_What is being asked:_ Working through the records below, count the lines that include "ダッシュボード". The reply is that number alone.

[Material for this task — start]

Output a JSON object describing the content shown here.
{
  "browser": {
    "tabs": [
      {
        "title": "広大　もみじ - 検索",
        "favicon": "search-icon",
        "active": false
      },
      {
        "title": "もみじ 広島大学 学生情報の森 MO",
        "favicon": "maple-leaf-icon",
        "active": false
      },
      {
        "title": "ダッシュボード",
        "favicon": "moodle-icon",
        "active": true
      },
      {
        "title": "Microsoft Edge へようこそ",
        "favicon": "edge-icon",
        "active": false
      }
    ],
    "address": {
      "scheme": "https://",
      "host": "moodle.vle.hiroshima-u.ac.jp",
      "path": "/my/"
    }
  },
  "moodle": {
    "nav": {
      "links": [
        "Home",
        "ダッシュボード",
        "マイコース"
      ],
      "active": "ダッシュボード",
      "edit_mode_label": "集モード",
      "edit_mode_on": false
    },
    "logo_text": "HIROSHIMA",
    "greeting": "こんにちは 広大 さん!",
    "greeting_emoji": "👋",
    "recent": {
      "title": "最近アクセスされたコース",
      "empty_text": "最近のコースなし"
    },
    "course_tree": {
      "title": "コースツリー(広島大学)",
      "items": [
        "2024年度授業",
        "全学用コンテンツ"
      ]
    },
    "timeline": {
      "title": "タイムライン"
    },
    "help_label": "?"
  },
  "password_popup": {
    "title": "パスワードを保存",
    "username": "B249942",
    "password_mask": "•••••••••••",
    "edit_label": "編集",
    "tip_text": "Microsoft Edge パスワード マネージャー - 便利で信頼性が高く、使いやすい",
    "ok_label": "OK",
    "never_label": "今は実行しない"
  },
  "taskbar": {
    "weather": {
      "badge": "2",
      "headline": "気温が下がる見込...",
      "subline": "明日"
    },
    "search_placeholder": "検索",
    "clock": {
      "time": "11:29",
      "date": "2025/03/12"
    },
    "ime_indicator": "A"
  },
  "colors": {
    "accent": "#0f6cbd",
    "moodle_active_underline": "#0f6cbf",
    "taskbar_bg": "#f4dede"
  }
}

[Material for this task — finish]

_Answer to the problem:_ 3